» **WHAT THE EXERCISE ASKS**
Reproduce every entry word for word. Drop all pictures from the copy.

◆ ◆ ◆

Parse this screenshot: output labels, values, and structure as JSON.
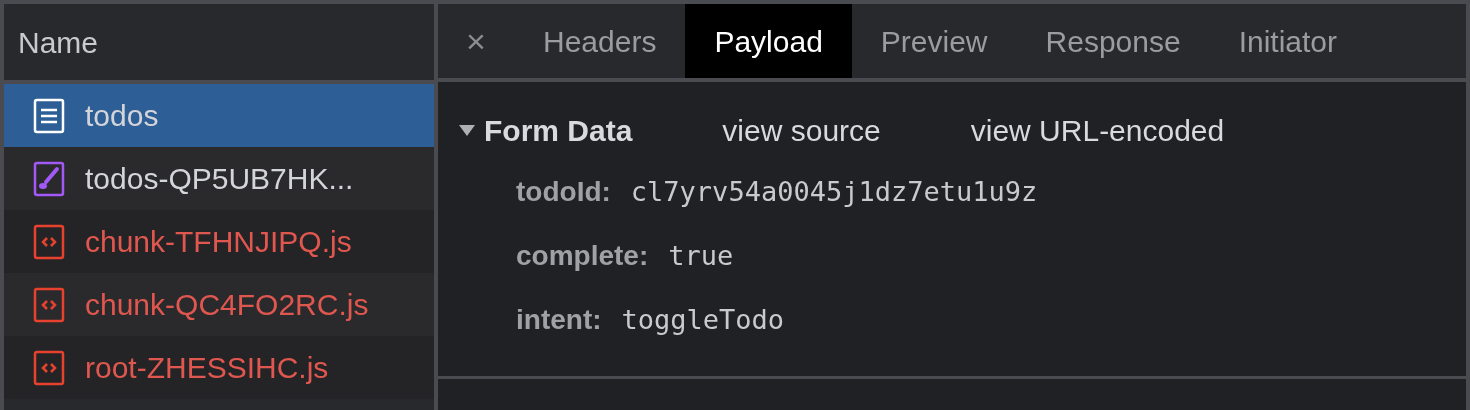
{
  "requests": {
    "header": "Name",
    "rows": [
      {
        "name": "todos",
        "kind": "document",
        "selected": true,
        "failed": false
      },
      {
        "name": "todos-QP5UB7HK...",
        "kind": "stylesheet",
        "selected": false,
        "failed": false
      },
      {
        "name": "chunk-TFHNJIPQ.js",
        "kind": "script",
        "selected": false,
        "failed": true
      },
      {
        "name": "chunk-QC4FO2RC.js",
        "kind": "script",
        "selected": false,
        "failed": true
      },
      {
        "name": "root-ZHESSIHC.js",
        "kind": "script",
        "selected": false,
        "failed": true
      }
    ]
  },
  "details": {
    "close": "×",
    "tabs": [
      {
        "label": "Headers",
        "selected": false
      },
      {
        "label": "Payload",
        "selected": true
      },
      {
        "label": "Preview",
        "selected": false
      },
      {
        "label": "Response",
        "selected": false
      },
      {
        "label": "Initiator",
        "selected": false
      }
    ],
    "section": {
      "title": "Form Data",
      "expanded": true,
      "links": [
        "view source",
        "view URL-encoded"
      ],
      "fields": [
        {
          "key": "todoId:",
          "value": "cl7yrv54a0045j1dz7etu1u9z"
        },
        {
          "key": "complete:",
          "value": "true"
        },
        {
          "key": "intent:",
          "value": "toggleTodo"
        }
      ]
    }
  }
}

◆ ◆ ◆

» **YOUR RESPONSE**
Parse this screenshot: output labels, values, and structure as JSON.
{
  "requests": {
    "header": "Name",
    "rows": [
      {
        "name": "todos",
        "kind": "document",
        "selected": true,
        "failed": false
      },
      {
        "name": "todos-QP5UB7HK...",
        "kind": "stylesheet",
        "selected": false,
        "failed": false
      },
      {
        "name": "chunk-TFHNJIPQ.js",
        "kind": "script",
        "selected": false,
        "failed": true
      },
      {
        "name": "chunk-QC4FO2RC.js",
        "kind": "script",
        "selected": false,
        "failed": true
      },
      {
        "name": "root-ZHESSIHC.js",
        "kind": "script",
        "selected": false,
        "failed": true
      }
    ]
  },
  "details": {
    "close": "×",
    "tabs": [
      {
        "label": "Headers",
        "selected": false
      },
      {
        "label": "Payload",
        "selected": true
      },
      {
        "label": "Preview",
        "selected": false
      },
      {
        "label": "Response",
        "selected": false
      },
      {
        "label": "Initiator",
        "selected": false
      }
    ],
    "section": {
      "title": "Form Data",
      "expanded": true,
      "links": [
        "view source",
        "view URL-encoded"
      ],
      "fields": [
        {
          "key": "todoId:",
          "value": "cl7yrv54a0045j1dz7etu1u9z"
        },
        {
          "key": "complete:",
          "value": "true"
        },
        {
          "key": "intent:",
          "value": "toggleTodo"
        }
      ]
    }
  }
}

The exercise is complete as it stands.